Commemorating the 400th anniversary since Shakespeare’s death, Birmingham Royal Ballet take on the challenging but exquisite Romeo and Juliet, a heartbreaking tale exuding the intensity and intimacy of forbidden love. It is a stunning and encapsulating performance interjected with raw emotion and tragedy.
Prokofiev‘s score is intricately composed to heighten the potency of the emotion in the story. Conducted by Koen Kessels, the power and strength of the orchestra is outstanding as it sent chills down my spine during the thrashing street brawls. Whether it is in the dominance of the ballroom scenes or the passionate duets, Prokofiev captures every single spark of emotion and echoes that in his profound score.
I am always impressed by set designer Paul Andrews‘ ability to create such a visual masterpiece for Birmingham Royal Ballet, and Romeo and Juliet is no exception. Set in Renaissance Verona, the medieval set is timeless and it’s magnificence illustrates the grandeur of the Capulet’s home.
Sublimely choreographed by Kenneth MacMillan, every scene is entrancing as the dynamic choreography is oozing with passion. The large ballroom scenes are commanding, each movement is formidable and evidently has fervent emotion behind it. Macmillan has created a piece so adventurous yet utterly prepossessing. In particular at the market, in which many characters unfold to create a bustling scene packed full of action, my eyes weren’t constantly focused on the main action due to the strength of the characterisation in every individual on stage, intriguing me into each character’s story.
Joseph Caley graced the stage as Romeo and he provides a remarkable performance. Not only does he manage to evoke the sense of longing and potent admiration for Juliet, he is charismatic in his dancing as he portrays his confidence and cheeky impertinence giving the character more dimension. His movement itself is beguiling as the placement of every point and landing of every pirouette is impeccable.
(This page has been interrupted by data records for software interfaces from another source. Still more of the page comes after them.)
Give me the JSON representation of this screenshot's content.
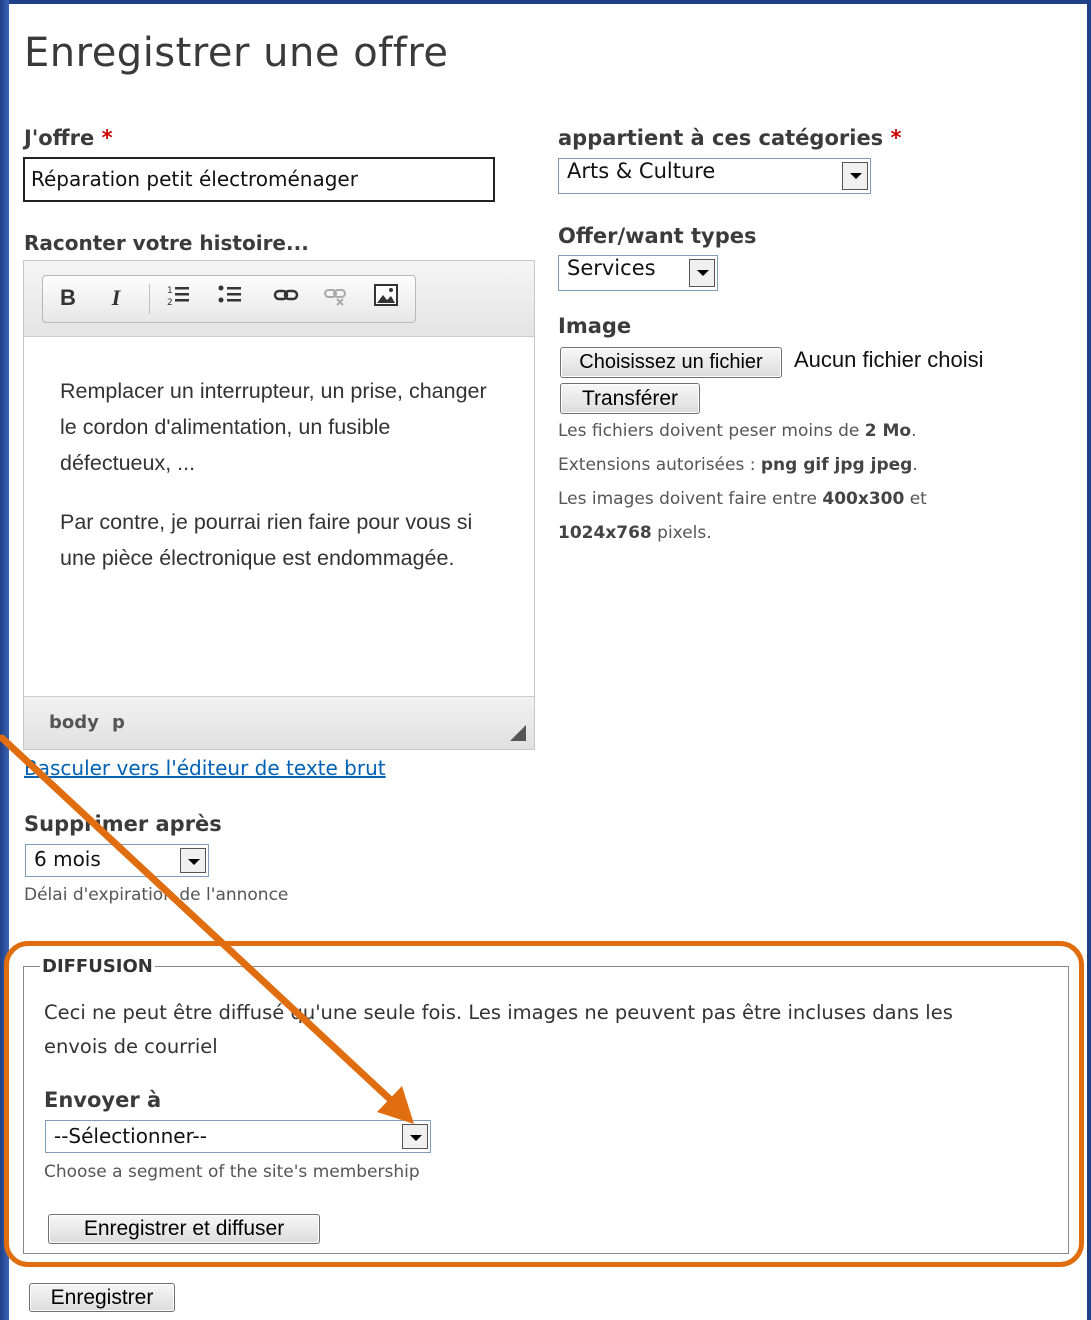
{
  "page": {
    "title": "Enregistrer une offre"
  },
  "offer": {
    "label": "J'offre",
    "required_mark": "*",
    "value": "Réparation petit électroménager"
  },
  "story": {
    "label": "Raconter votre histoire...",
    "toolbar": {
      "bold": "B",
      "italic": "I"
    },
    "paragraphs": [
      "Remplacer un interrupteur, un prise, changer le cordon d'alimentation, un fusible défectueux, ...",
      "Par contre, je pourrai rien faire pour vous si une pièce électronique est endommagée."
    ],
    "path": [
      "body",
      "p"
    ],
    "switch_link": "Basculer vers l'éditeur de texte brut"
  },
  "categories": {
    "label": "appartient à ces catégories",
    "required_mark": "*",
    "selected": "Arts & Culture"
  },
  "types": {
    "label": "Offer/want types",
    "selected": "Services"
  },
  "image": {
    "label": "Image",
    "choose_button": "Choisissez un fichier",
    "no_file": "Aucun fichier choisi",
    "upload_button": "Transférer",
    "help_size": {
      "pre": "Les fichiers doivent peser moins de ",
      "bold": "2 Mo",
      "post": "."
    },
    "help_ext": {
      "pre": "Extensions autorisées : ",
      "bold": "png gif jpg jpeg",
      "post": "."
    },
    "help_dim": {
      "pre": "Les images doivent faire entre ",
      "bold1": "400x300",
      "mid": " et",
      "bold2": "1024x768",
      "post": " pixels."
    }
  },
  "expire": {
    "label": "Supprimer après",
    "selected": "6 mois",
    "help": "Délai d'expiration de l'annonce"
  },
  "diffusion": {
    "legend": "DIFFUSION",
    "text_line1": "Ceci ne peut être diffusé qu'une seule fois. Les images ne peuvent pas être incluses dans les",
    "text_line2": "envois de courriel",
    "send_label": "Envoyer à",
    "send_selected": "--Sélectionner--",
    "send_help": "Choose a segment of the site's membership",
    "save_diffuse_button": "Enregistrer et diffuser"
  },
  "save_button": "Enregistrer",
  "colors": {
    "annotation": "#e06e10",
    "frame": "#1f3f86",
    "required": "#cc0000",
    "link": "#0061b5"
  }
}
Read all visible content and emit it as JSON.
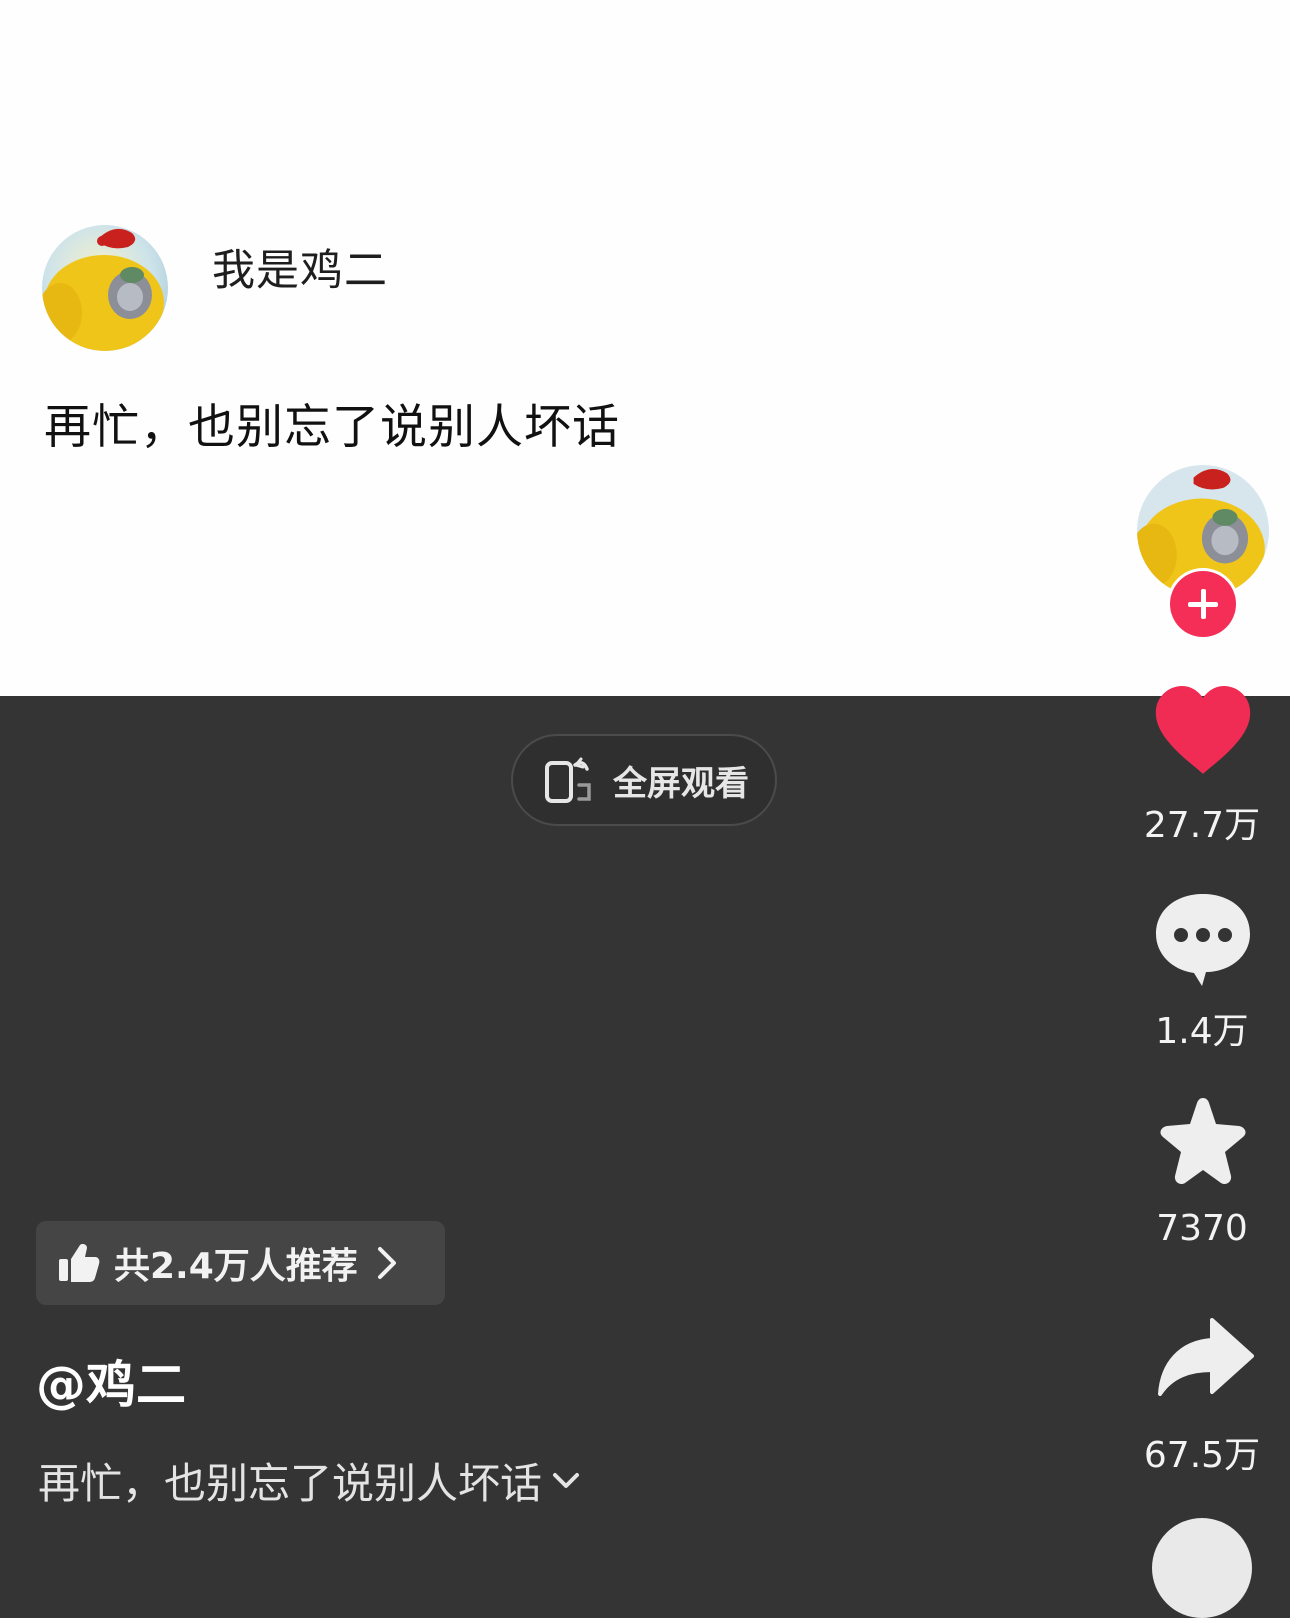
{
  "post": {
    "author_name": "我是鸡二",
    "text": "再忙，也别忘了说别人坏话"
  },
  "player": {
    "fullscreen_label": "全屏观看"
  },
  "sidebar": {
    "avatar_icon": "author-avatar",
    "follow_icon": "plus-icon",
    "like_count": "27.7万",
    "like_color": "#f02c54",
    "comment_count": "1.4万",
    "favorite_count": "7370",
    "share_count": "67.5万"
  },
  "recommend": {
    "label": "共2.4万人推荐"
  },
  "video": {
    "author": "@鸡二",
    "caption": "再忙，也别忘了说别人坏话"
  }
}
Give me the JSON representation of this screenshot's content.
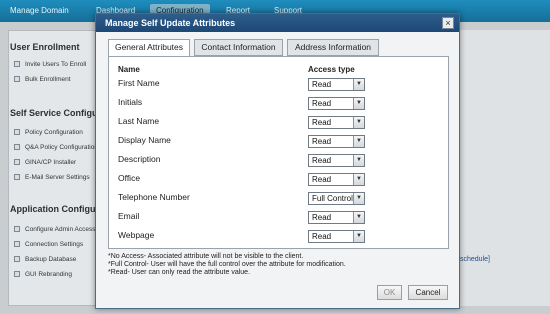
{
  "background": {
    "nav_tabs": [
      "Manage Domain",
      "Dashboard",
      "Configuration",
      "Report",
      "Support"
    ],
    "sections": [
      {
        "title": "User Enrollment",
        "items": [
          "Invite Users To Enroll",
          "Bulk Enrollment"
        ]
      },
      {
        "title": "Self Service Configuration",
        "items": [
          "Policy Configuration",
          "Q&A Policy Configuration",
          "GINA/CP Installer",
          "E-Mail Server Settings"
        ]
      },
      {
        "title": "Application Configuration",
        "items": [
          "Configure Admin Access",
          "Connection Settings",
          "Backup Database",
          "GUI Rebranding"
        ]
      }
    ],
    "right_link": "schedule]"
  },
  "dialog": {
    "title": "Manage Self Update Attributes",
    "close_label": "×",
    "tabs": [
      "General Attributes",
      "Contact Information",
      "Address Information"
    ],
    "active_tab": "General Attributes",
    "columns": {
      "name": "Name",
      "access": "Access type"
    },
    "rows": [
      {
        "name": "First Name",
        "access": "Read"
      },
      {
        "name": "Initials",
        "access": "Read"
      },
      {
        "name": "Last Name",
        "access": "Read"
      },
      {
        "name": "Display Name",
        "access": "Read"
      },
      {
        "name": "Description",
        "access": "Read"
      },
      {
        "name": "Office",
        "access": "Read"
      },
      {
        "name": "Telephone Number",
        "access": "Full Control"
      },
      {
        "name": "Email",
        "access": "Read"
      },
      {
        "name": "Webpage",
        "access": "Read"
      }
    ],
    "notes": [
      "*No Access- Associated attribute will not be visible to the client.",
      "*Full Control- User will have the full control over the attribute for modification.",
      "*Read- User can only read the attribute value."
    ],
    "ok_label": "OK",
    "cancel_label": "Cancel"
  }
}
Momoko Hirata played the innocent young Juliet who falls utterly in love with Romeo. Hirata is an extraordinary dancer that effortlessly glides across the stage, she is so fragile and every movement radiates beauty. Technically she a phenomenal dancer, but it is her ability to transform from vulnerable to vivacious that sets her apart from other dancers. Her expression is excellent as she presents an abundance of emotion.
The balcony scene is undeniably the highlight of the production, choreographed so simply yet brimming with infatuation it truly took my breath away. Every arabesque and coupes-jete emphasises the beauty of their absolute infatuation for one another.
Romeo and Juliet is a ballet bursting with sentiment but the finale is inevitably the most poignant. MacMillan has choreographed it flawlessly; I’ve seen other ballet companies dramatically drag out the final scene which loses the aching tenderness that is done masterfully in the Birmingham Royal Ballet production.
I’ve reviewed many superb ballet companies but none quite as polished, precise and exceptionally skilled as Birmingham Royal Ballet. Romeo and Juliet is faultless and every aspect of the production is done tremendously, it is a dramatic and heart-rendering ballet that is mesmerising from start to finish.
Romeo and Juliet is on at The Lowry until the 5th of March and tickets can be found here.